2.Distilled Spirits Regulation Violation: Failure to Provide Required Security Per Local Government Special Use Permit / Zoning Requirements. The allegation was that the licensee did not have the required number of security guards on premises. The ABC agent stated, “When I arrived, the Licensee did not have the 6 required security guards.” There is no problem with that statement. But she went on to say, “What brought it to my attention was that there were teenagers outside drinking alcohol and the police had to be called.” The owner did not object. Any decent lawyer would object on grounds such as, (1) “Irrelevant. All that is at issue is the number of security guards, which the Licensee had on premises. Underage drinking outside is irrelevant to this issue.” (2) “Answer goes beyond the scope of the question asked (or in the case of a hearing where the ABC officer testifies without questions) goes beyond the scope of the charges at issue.” Since the owner failed to object, now on the permanent record of his case is a reference to underage drinking that most likely has absolutely nothing to do with his restaurant, and was probably just two teenagers who happened to pick a parking lot in a strip mall to drink.
3.Beer Wine and Distilled Spirits License: Failure to Have an ABC Manager on Duty Who Can Read and Speak English. The ABC agent testified that the ABC Manager did not speak English. There is nothing objectionable in this statement. But then the ABC Agents said, “I find it interesting that the Licensee did not have his manager here today to show us she can speak English. I’ll tell you why, because she can not speak English and he does not want you to know it.” Here are just a few of the objections a lawyer would make, (1) “Objection, speculation. Calls for conjecture of what is in the Licensee’s mind.” (2) “Objection, Argumentative. The Agent is here to testify about facts. Inferences derived from those facts are for the Hearing Officer to decide.”
We could go on and on, but we think you get the point.
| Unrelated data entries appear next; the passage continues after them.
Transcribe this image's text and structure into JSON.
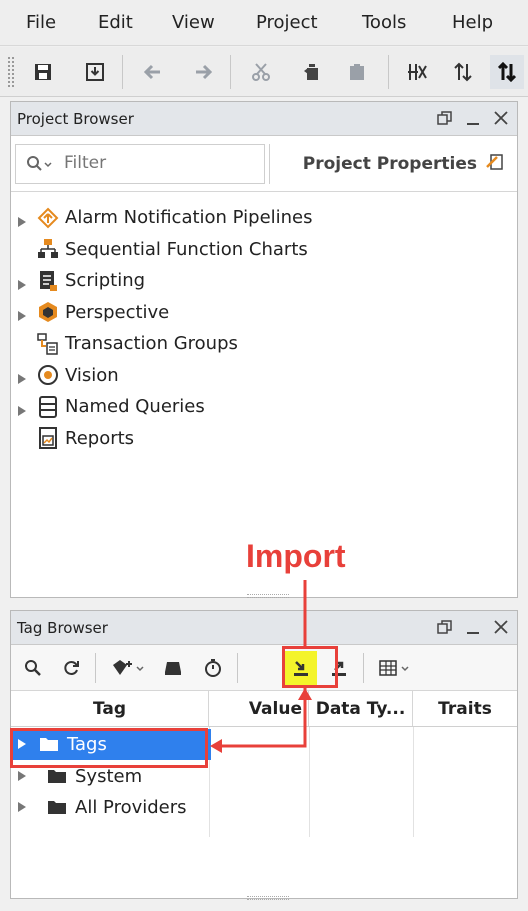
{
  "menu": [
    "File",
    "Edit",
    "View",
    "Project",
    "Tools",
    "Help"
  ],
  "toolbar_icons": [
    "save-icon",
    "save-all-icon",
    "undo-icon",
    "redo-icon",
    "cut-icon",
    "copy-icon",
    "paste-icon",
    "communication-off-icon",
    "read-only-icon",
    "read-write-icon"
  ],
  "project_browser": {
    "title": "Project Browser",
    "filter_placeholder": "Filter",
    "properties_label": "Project Properties",
    "items": [
      {
        "label": "Alarm Notification Pipelines",
        "expandable": true,
        "icon": "pipeline-icon",
        "color": "#e58a1f"
      },
      {
        "label": "Sequential Function Charts",
        "expandable": false,
        "icon": "sfc-icon",
        "color": "#e58a1f"
      },
      {
        "label": "Scripting",
        "expandable": true,
        "icon": "script-icon",
        "color": "#333333"
      },
      {
        "label": "Perspective",
        "expandable": true,
        "icon": "perspective-icon",
        "color": "#e58a1f"
      },
      {
        "label": "Transaction Groups",
        "expandable": false,
        "icon": "transaction-icon",
        "color": "#e58a1f"
      },
      {
        "label": "Vision",
        "expandable": true,
        "icon": "vision-icon",
        "color": "#e58a1f"
      },
      {
        "label": "Named Queries",
        "expandable": true,
        "icon": "database-icon",
        "color": "#333333"
      },
      {
        "label": "Reports",
        "expandable": false,
        "icon": "report-icon",
        "color": "#333333"
      }
    ]
  },
  "annotation": {
    "label": "Import",
    "color": "#e8403a",
    "highlight": "#f4f42b"
  },
  "tag_browser": {
    "title": "Tag Browser",
    "columns": [
      "Tag",
      "Value",
      "Data Ty...",
      "Traits"
    ],
    "rows": [
      {
        "label": "Tags",
        "selected": true
      },
      {
        "label": "System",
        "selected": false
      },
      {
        "label": "All Providers",
        "selected": false
      }
    ]
  },
  "colors": {
    "selection": "#2f80ed",
    "accent": "#e58a1f",
    "annotation": "#e8403a"
  }
}
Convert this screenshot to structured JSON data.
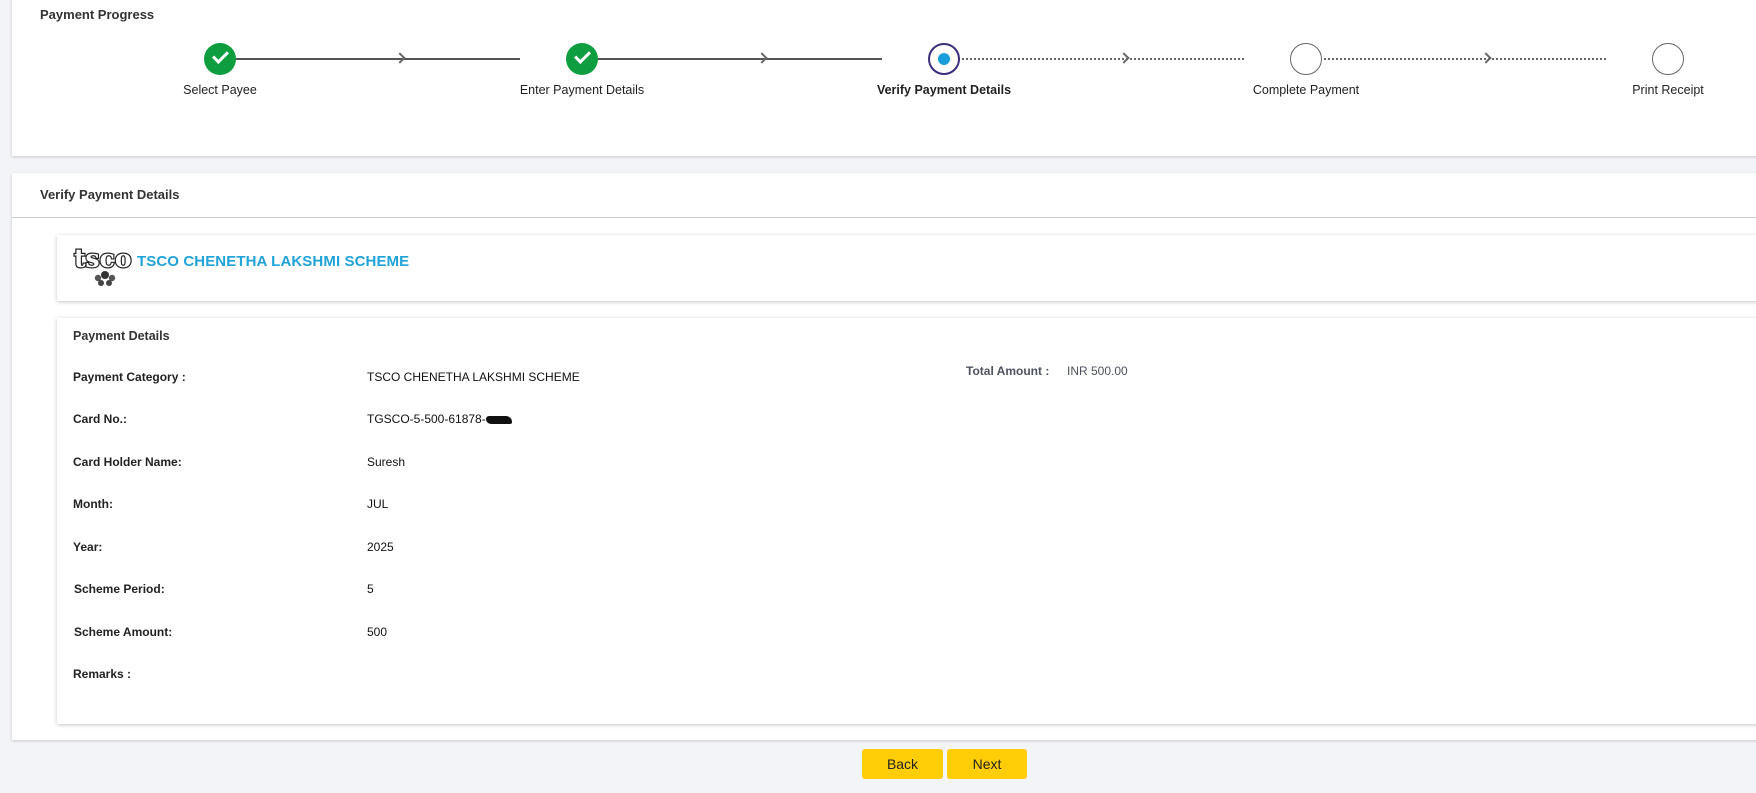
{
  "progress": {
    "title": "Payment Progress",
    "steps": [
      {
        "label": "Select Payee",
        "state": "done"
      },
      {
        "label": "Enter Payment Details",
        "state": "done"
      },
      {
        "label": "Verify Payment Details",
        "state": "active"
      },
      {
        "label": "Complete Payment",
        "state": "todo"
      },
      {
        "label": "Print Receipt",
        "state": "todo"
      }
    ]
  },
  "verify": {
    "title": "Verify Payment Details",
    "scheme_name": "TSCO CHENETHA LAKSHMI SCHEME",
    "logo_text": "tsco"
  },
  "details": {
    "title": "Payment Details",
    "fields": [
      {
        "label": "Payment Category :",
        "value": "TSCO CHENETHA LAKSHMI SCHEME"
      },
      {
        "label": "Card No.:",
        "value": "TGSCO-5-500-61878-"
      },
      {
        "label": "Card Holder Name:",
        "value": "Suresh"
      },
      {
        "label": "Month:",
        "value": "JUL"
      },
      {
        "label": "Year:",
        "value": "2025"
      },
      {
        "label": "Scheme Period:",
        "value": "5"
      },
      {
        "label": "Scheme Amount:",
        "value": "500"
      },
      {
        "label": "Remarks :",
        "value": ""
      }
    ],
    "total_label": "Total Amount :",
    "total_value": "INR 500.00"
  },
  "buttons": {
    "back": "Back",
    "next": "Next"
  },
  "colors": {
    "done": "#0e9d3f",
    "active_ring": "#3c2d7a",
    "active_dot": "#1a9ddb",
    "scheme_title": "#1fa3d8",
    "button": "#ffce06"
  }
}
Put it this way. No good restaurant owner would let us take over the business for a weekend. It would be out of business in a short time because we do not know how to order the right amount of food or alcohol, don’t know the proper staffing levels to provide good service without overspending on labor costs, don’t now about health code requirements, nor do we know how to cook if the cook does not make it into work. Likewise, no good lawyer would let a restaurant owner try his case.
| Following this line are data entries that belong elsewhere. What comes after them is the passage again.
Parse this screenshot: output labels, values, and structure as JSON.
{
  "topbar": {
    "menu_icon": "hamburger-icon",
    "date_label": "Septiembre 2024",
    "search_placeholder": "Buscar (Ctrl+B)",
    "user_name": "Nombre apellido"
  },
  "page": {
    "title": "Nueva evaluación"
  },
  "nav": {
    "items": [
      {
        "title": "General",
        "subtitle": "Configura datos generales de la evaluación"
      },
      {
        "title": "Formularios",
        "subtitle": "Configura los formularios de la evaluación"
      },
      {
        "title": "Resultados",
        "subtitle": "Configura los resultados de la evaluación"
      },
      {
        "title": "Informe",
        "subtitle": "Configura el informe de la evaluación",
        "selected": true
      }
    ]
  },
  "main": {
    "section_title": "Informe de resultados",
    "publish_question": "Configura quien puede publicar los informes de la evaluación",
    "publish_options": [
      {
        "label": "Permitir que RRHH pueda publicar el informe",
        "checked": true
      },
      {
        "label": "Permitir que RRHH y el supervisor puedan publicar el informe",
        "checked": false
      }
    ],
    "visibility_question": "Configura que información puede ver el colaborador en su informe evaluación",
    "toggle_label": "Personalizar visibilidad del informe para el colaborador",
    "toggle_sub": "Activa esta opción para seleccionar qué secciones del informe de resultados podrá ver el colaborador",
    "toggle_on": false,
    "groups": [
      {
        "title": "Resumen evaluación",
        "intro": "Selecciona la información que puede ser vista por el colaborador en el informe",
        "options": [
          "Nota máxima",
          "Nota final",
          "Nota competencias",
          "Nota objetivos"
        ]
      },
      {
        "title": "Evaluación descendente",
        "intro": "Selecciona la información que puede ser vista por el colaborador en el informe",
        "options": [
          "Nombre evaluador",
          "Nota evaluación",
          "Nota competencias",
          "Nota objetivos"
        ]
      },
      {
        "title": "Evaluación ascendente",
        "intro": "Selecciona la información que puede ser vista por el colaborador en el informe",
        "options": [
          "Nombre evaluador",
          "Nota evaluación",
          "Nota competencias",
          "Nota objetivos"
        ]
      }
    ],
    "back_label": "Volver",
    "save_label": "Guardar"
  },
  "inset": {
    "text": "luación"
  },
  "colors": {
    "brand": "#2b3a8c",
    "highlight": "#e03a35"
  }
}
Let’s face it. The stakes are high. How much money does a restaurant lose if it’s license is suspended for a day, a week or a month? The loss in revenue and damage to the restaurant’s reputation makes the expense on a lawyer very small.